_YOUR GOAL:_
With the pictures left aside, write out the entries that follow exactly.

[Collected data entries]
--*--

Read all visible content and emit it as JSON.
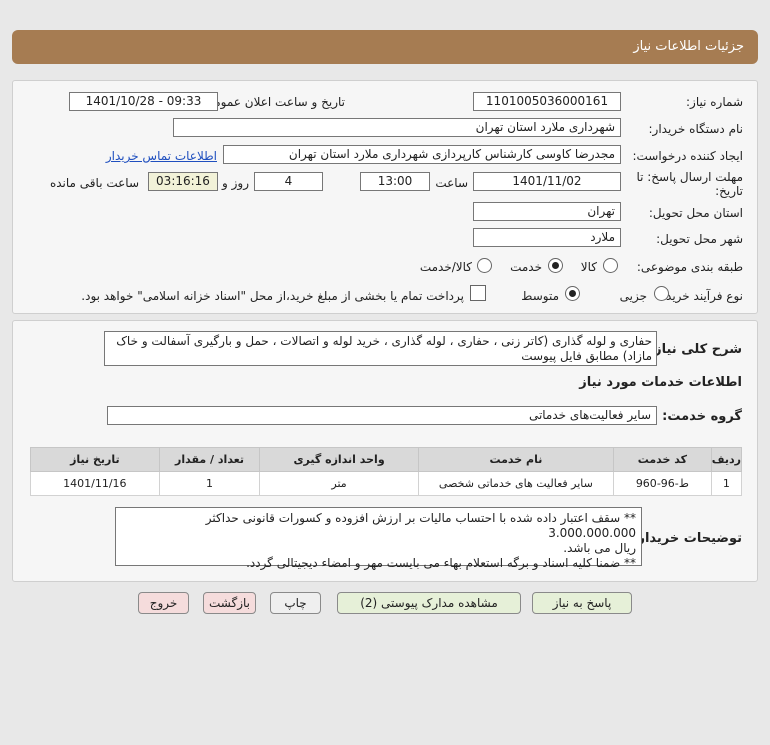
{
  "header": {
    "title": "جزئیات اطلاعات نیاز"
  },
  "form": {
    "need_number_label": "شماره نیاز:",
    "need_number": "1101005036000161",
    "announce_label": "تاریخ و ساعت اعلان عمومی:",
    "announce_value": "1401/10/28 - 09:33",
    "buyer_label": "نام دستگاه خریدار:",
    "buyer_value": "شهرداری ملارد استان تهران",
    "creator_label": "ایجاد کننده درخواست:",
    "creator_value": "مجدرضا کاوسی کارشناس کارپردازی شهرداری ملارد استان تهران",
    "contact_link": "اطلاعات تماس خریدار",
    "deadline_label_1": "مهلت ارسال پاسخ: تا",
    "deadline_label_2": "تاریخ:",
    "deadline_date": "1401/11/02",
    "time_label": "ساعت",
    "deadline_time": "13:00",
    "days_value": "4",
    "days_label": "روز و",
    "remaining_time": "03:16:16",
    "remaining_label": "ساعت باقی مانده",
    "province_label": "استان محل تحویل:",
    "province_value": "تهران",
    "city_label": "شهر محل تحویل:",
    "city_value": "ملارد",
    "category_label": "طبقه بندی موضوعی:",
    "category_options": [
      "کالا",
      "خدمت",
      "کالا/خدمت"
    ],
    "category_selected": "خدمت",
    "process_label": "نوع فرآیند خرید :",
    "process_options": [
      "جزیی",
      "متوسط"
    ],
    "process_selected": "متوسط",
    "payment_note": "پرداخت تمام یا بخشی از مبلغ خرید،از محل \"اسناد خزانه اسلامی\" خواهد بود."
  },
  "details": {
    "summary_label": "شرح کلی نیاز:",
    "summary_text_1": "حفاری و لوله گذاری (کاتر زنی ، حفاری ، لوله گذاری ، خرید لوله و اتصالات ، حمل و بارگیری آسفالت و خاک",
    "summary_text_2": "مازاد) مطابق فایل پیوست",
    "services_heading": "اطلاعات خدمات مورد نیاز",
    "service_group_label": "گروه خدمت:",
    "service_group_value": "سایر فعالیت‌های خدماتی",
    "table_headers": [
      "ردیف",
      "کد خدمت",
      "نام خدمت",
      "واحد اندازه گیری",
      "تعداد / مقدار",
      "تاریخ نیاز"
    ],
    "table_rows": [
      [
        "1",
        "ط-96-960",
        "سایر فعالیت های خدماتی شخصی",
        "متر",
        "1",
        "1401/11/16"
      ]
    ],
    "buyer_notes_label": "توضیحات خریدار:",
    "buyer_notes_1": "** سقف اعتبار داده شده با احتساب مالیات بر ارزش افزوده و کسورات قانونی حداکثر 3.000.000.000",
    "buyer_notes_2": "ریال می باشد.",
    "buyer_notes_3": "** ضمنا کلیه اسناد و برگه استعلام بهاء می بایست مهر و امضاء دیجیتالی گردد."
  },
  "buttons": {
    "reply": "پاسخ به نیاز",
    "attachments": "مشاهده مدارک پیوستی (2)",
    "print": "چاپ",
    "back": "بازگشت",
    "exit": "خروج"
  },
  "colors": {
    "header_bg": "#a67c52",
    "link": "#1f4fbf",
    "reply_bg": "#e6f0d8",
    "exit_bg": "#f5dcdc"
  }
}
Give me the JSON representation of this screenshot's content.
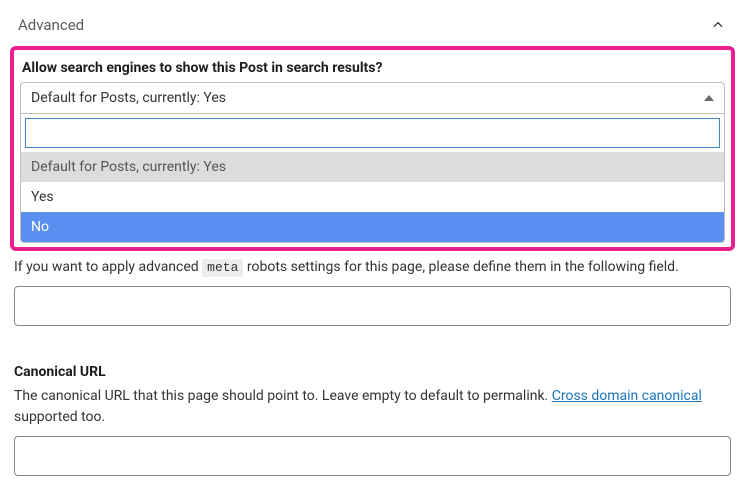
{
  "panel": {
    "title": "Advanced"
  },
  "search_results": {
    "label": "Allow search engines to show this Post in search results?",
    "selected": "Default for Posts, currently: Yes",
    "searchValue": "",
    "options": {
      "default": "Default for Posts, currently: Yes",
      "yes": "Yes",
      "no": "No"
    }
  },
  "meta_robots": {
    "desc_before": "If you want to apply advanced ",
    "code": "meta",
    "desc_after": " robots settings for this page, please define them in the following field.",
    "value": ""
  },
  "canonical": {
    "heading": "Canonical URL",
    "desc_before": "The canonical URL that this page should point to. Leave empty to default to permalink. ",
    "link_text": "Cross domain canonical",
    "desc_after": " supported too.",
    "value": ""
  }
}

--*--

_ANSWER BOX:_
Read all visible content and emit it as JSON.
{
  "header": {
    "title": "جزئیات اطلاعات نیاز"
  },
  "form": {
    "need_number_label": "شماره نیاز:",
    "need_number": "1101005036000161",
    "announce_label": "تاریخ و ساعت اعلان عمومی:",
    "announce_value": "1401/10/28 - 09:33",
    "buyer_label": "نام دستگاه خریدار:",
    "buyer_value": "شهرداری ملارد استان تهران",
    "creator_label": "ایجاد کننده درخواست:",
    "creator_value": "مجدرضا کاوسی کارشناس کارپردازی شهرداری ملارد استان تهران",
    "contact_link": "اطلاعات تماس خریدار",
    "deadline_label_1": "مهلت ارسال پاسخ: تا",
    "deadline_label_2": "تاریخ:",
    "deadline_date": "1401/11/02",
    "time_label": "ساعت",
    "deadline_time": "13:00",
    "days_value": "4",
    "days_label": "روز و",
    "remaining_time": "03:16:16",
    "remaining_label": "ساعت باقی مانده",
    "province_label": "استان محل تحویل:",
    "province_value": "تهران",
    "city_label": "شهر محل تحویل:",
    "city_value": "ملارد",
    "category_label": "طبقه بندی موضوعی:",
    "category_options": [
      "کالا",
      "خدمت",
      "کالا/خدمت"
    ],
    "category_selected": "خدمت",
    "process_label": "نوع فرآیند خرید :",
    "process_options": [
      "جزیی",
      "متوسط"
    ],
    "process_selected": "متوسط",
    "payment_note": "پرداخت تمام یا بخشی از مبلغ خرید،از محل \"اسناد خزانه اسلامی\" خواهد بود."
  },
  "details": {
    "summary_label": "شرح کلی نیاز:",
    "summary_text_1": "حفاری و لوله گذاری (کاتر زنی ، حفاری ، لوله گذاری ، خرید لوله و اتصالات ، حمل و بارگیری آسفالت و خاک",
    "summary_text_2": "مازاد) مطابق فایل پیوست",
    "services_heading": "اطلاعات خدمات مورد نیاز",
    "service_group_label": "گروه خدمت:",
    "service_group_value": "سایر فعالیت‌های خدماتی",
    "table_headers": [
      "ردیف",
      "کد خدمت",
      "نام خدمت",
      "واحد اندازه گیری",
      "تعداد / مقدار",
      "تاریخ نیاز"
    ],
    "table_rows": [
      [
        "1",
        "ط-96-960",
        "سایر فعالیت های خدماتی شخصی",
        "متر",
        "1",
        "1401/11/16"
      ]
    ],
    "buyer_notes_label": "توضیحات خریدار:",
    "buyer_notes_1": "** سقف اعتبار داده شده با احتساب مالیات بر ارزش افزوده و کسورات قانونی حداکثر 3.000.000.000",
    "buyer_notes_2": "ریال می باشد.",
    "buyer_notes_3": "** ضمنا کلیه اسناد و برگه استعلام بهاء می بایست مهر و امضاء دیجیتالی گردد."
  },
  "buttons": {
    "reply": "پاسخ به نیاز",
    "attachments": "مشاهده مدارک پیوستی (2)",
    "print": "چاپ",
    "back": "بازگشت",
    "exit": "خروج"
  },
  "colors": {
    "header_bg": "#a67c52",
    "link": "#1f4fbf",
    "reply_bg": "#e6f0d8",
    "exit_bg": "#f5dcdc"
  }
}
Give me the JSON representation of this screenshot's content.
{
  "panel": {
    "title": "Advanced"
  },
  "search_results": {
    "label": "Allow search engines to show this Post in search results?",
    "selected": "Default for Posts, currently: Yes",
    "searchValue": "",
    "options": {
      "default": "Default for Posts, currently: Yes",
      "yes": "Yes",
      "no": "No"
    }
  },
  "meta_robots": {
    "desc_before": "If you want to apply advanced ",
    "code": "meta",
    "desc_after": " robots settings for this page, please define them in the following field.",
    "value": ""
  },
  "canonical": {
    "heading": "Canonical URL",
    "desc_before": "The canonical URL that this page should point to. Leave empty to default to permalink. ",
    "link_text": "Cross domain canonical",
    "desc_after": " supported too.",
    "value": ""
  }
}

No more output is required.